Abstract / Description of output
Crowd congestion is a common issue at train stations around major sports events, and puts passengers at risk and lowers service quality. Guiding arriving fans along less traveled routes may alleviate congestion. Smartphone apps provide a medium to deliver route suggestions but the messages they provide are pivotal to adherence. We explore how message design affects pedestrians' willingness to follow route instructions. We present an online survey conducted with two groups: football fans, and students and faculty associates. We vary the presence of top down views of the route choices at train station Münchner Freiheit in Munich, real-time information on congestion, and appeals to team spirit. We compute a distribution of route choices that suggests that congestion may be reduced with the right combination of message components for each target group. We then use a computer simulation to investigate the congestion situation. Our results suggest that lowest congestion is achieved when people base their decisions on real-time information. The social identity approach is highlighted in our study as having a possible influence on message design. Moreover, it indicates that the implementation of such apps in real-life applications can improve safety.
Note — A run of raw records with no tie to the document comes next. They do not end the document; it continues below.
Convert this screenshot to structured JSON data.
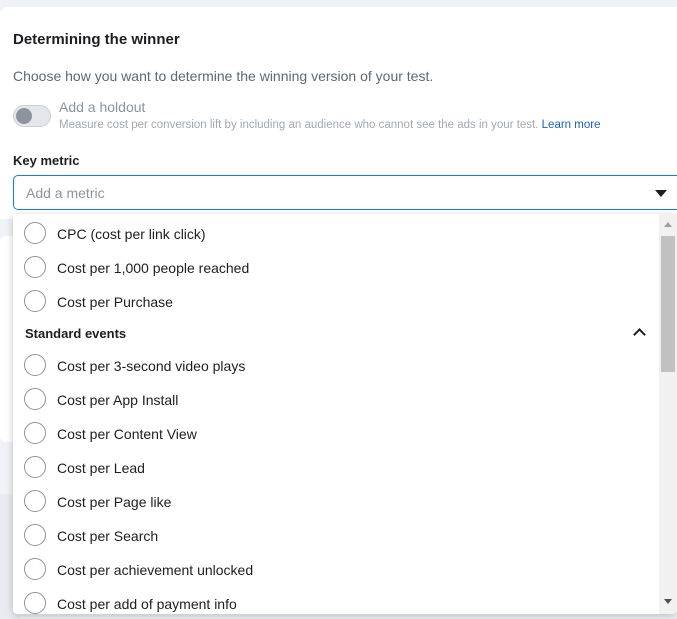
{
  "card": {
    "title": "Determining the winner",
    "subtitle": "Choose how you want to determine the winning version of your test.",
    "holdout": {
      "label": "Add a holdout",
      "description": "Measure cost per conversion lift by including an audience who cannot see the ads in your test.",
      "learn_more": "Learn more",
      "enabled": false
    },
    "key_metric": {
      "label": "Key metric",
      "placeholder": "Add a metric"
    }
  },
  "dropdown": {
    "top_options": [
      {
        "label": "CPC (cost per link click)"
      },
      {
        "label": "Cost per 1,000 people reached"
      },
      {
        "label": "Cost per Purchase"
      }
    ],
    "section": {
      "label": "Standard events",
      "expanded": true
    },
    "section_options": [
      {
        "label": "Cost per 3-second video plays"
      },
      {
        "label": "Cost per App Install"
      },
      {
        "label": "Cost per Content View"
      },
      {
        "label": "Cost per Lead"
      },
      {
        "label": "Cost per Page like"
      },
      {
        "label": "Cost per Search"
      },
      {
        "label": "Cost per achievement unlocked"
      },
      {
        "label": "Cost per add of payment info"
      }
    ]
  },
  "icons": {
    "caret": "caret-down-icon",
    "section_toggle": "chevron-up-icon",
    "scroll_up": "scroll-up-arrow",
    "scroll_down": "scroll-down-arrow"
  },
  "colors": {
    "accent": "#1877f2",
    "link": "#1d5fc7",
    "muted_text": "#606770"
  }
}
Our methodology can be applied to other scenarios to test the suitability of apps and message designs.